The New York City water department has started a house-to-house inspection in an effort to stop the enormous waste of water. It is stated that fully 125,000,(XXI gallons a day are allowed to run to waste by leakv fixtures and similar careless methods. The average flow of the Catskill system is 375.000,000 gallons a dav, so that it would seem that one-third of this total supply— enough to provide water for a city of 1,000,000 population—is almost deliberately thrown away. It is believed that much of the waste exists in large factories and other plants where there are many employees, and that the female operatives are especially culpable, as their careless habits result in keeping the plumbing constantly out of repair. This condition is said to prevail even where the buildings are metered, from lack of attention bv the superintendents.

The New Jersey Board of Public Utility has under consideration several plans for relief from the shortage of water complained of by patrons and admitted by the Elizabethtown, Plainfield-1 nion and Middlesex Water Companies. The means of relief suggested included purchase of the companies by the municipalities affected, or the cutting off of part of the large supply now used by industrial plants, so that it could be diverted to domestic consumption, or the making of contracts between the cities and companies for a period of time so that money can be raised by the concerns for needed additions and improvements. Frank Bergen, counsel for the companies, said that $4,000,000 was required to obtain additional water sources that would meet the needs of the communities affected, but that this would not produce much additional return.

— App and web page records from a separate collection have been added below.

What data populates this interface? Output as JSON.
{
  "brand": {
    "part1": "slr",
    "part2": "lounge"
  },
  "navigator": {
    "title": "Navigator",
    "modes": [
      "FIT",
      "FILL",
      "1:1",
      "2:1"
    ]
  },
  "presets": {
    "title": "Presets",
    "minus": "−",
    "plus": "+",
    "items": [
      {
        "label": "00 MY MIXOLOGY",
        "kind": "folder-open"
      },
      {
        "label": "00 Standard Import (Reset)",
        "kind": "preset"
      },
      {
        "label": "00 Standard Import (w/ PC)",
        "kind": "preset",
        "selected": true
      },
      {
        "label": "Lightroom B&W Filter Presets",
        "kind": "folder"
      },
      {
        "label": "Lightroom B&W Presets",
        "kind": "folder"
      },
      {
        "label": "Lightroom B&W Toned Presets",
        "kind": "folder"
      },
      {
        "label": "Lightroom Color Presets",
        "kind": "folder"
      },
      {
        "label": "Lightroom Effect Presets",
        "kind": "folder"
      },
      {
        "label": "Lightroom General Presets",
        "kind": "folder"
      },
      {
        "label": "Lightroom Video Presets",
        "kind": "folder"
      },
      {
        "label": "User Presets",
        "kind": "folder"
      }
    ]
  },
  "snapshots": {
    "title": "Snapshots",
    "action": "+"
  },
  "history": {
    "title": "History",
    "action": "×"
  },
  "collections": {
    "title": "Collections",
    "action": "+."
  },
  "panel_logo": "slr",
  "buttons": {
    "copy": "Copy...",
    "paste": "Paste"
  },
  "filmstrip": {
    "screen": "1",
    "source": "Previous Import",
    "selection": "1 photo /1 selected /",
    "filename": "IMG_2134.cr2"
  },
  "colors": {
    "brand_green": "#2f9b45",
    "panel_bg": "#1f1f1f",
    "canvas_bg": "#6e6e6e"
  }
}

The board of water commissioners of Perth Amboy, N. J., is in favor of construction of a new 40,000,000gallon reservoir for the city system, and the matter will probably soon be decided. Mayor Dorsey supports the measure strongly, and in a recent address to the merchants and manufacturers pointed out that the city is now being supplied through two large mains and a small main, and that if anything should happen to either of the large mains the others would be insufficient to supply the necessary quantity. The plans for the reservoir were prepared in 1918, but the Federal permission could not then be obtained and the work was of necessity deferred. At that time the estimated cost was from $800,000 to $900,000, but now will greatly exceed those figures. It is said that the construction of the reservoir will take two years, and those favoring the proposition believe that no time should be lost in getting the project under way.

The water system of Newark, N. J., has been connected with that of Bloomfield, to supply a serious lack of water in the south end of the town. If the city had not gone to the aid of the town, Bloomfield would have been compelled to construct an additional main at a cost of at least $100,000, and the work could not have been started for weeks, whereas the cost of connecting with Newark’s system will not exceed $5,000, it is said. The East Jersey Water Company waived a contract right that would have prevented Newark from selling to the town, when the town officials explained that increased factory development in the south end was creating a serious situation that could be most speedily overcome by the suggested connection. Bloomfield is supplied by the East Jersey Company, but the main line is located at the northern end of the town, and the distributing system is inadequate to give the southern end the same service as the other portion of the town reecives. No arrangement has been made as to how long the permit to use Newark’s supply shall continue.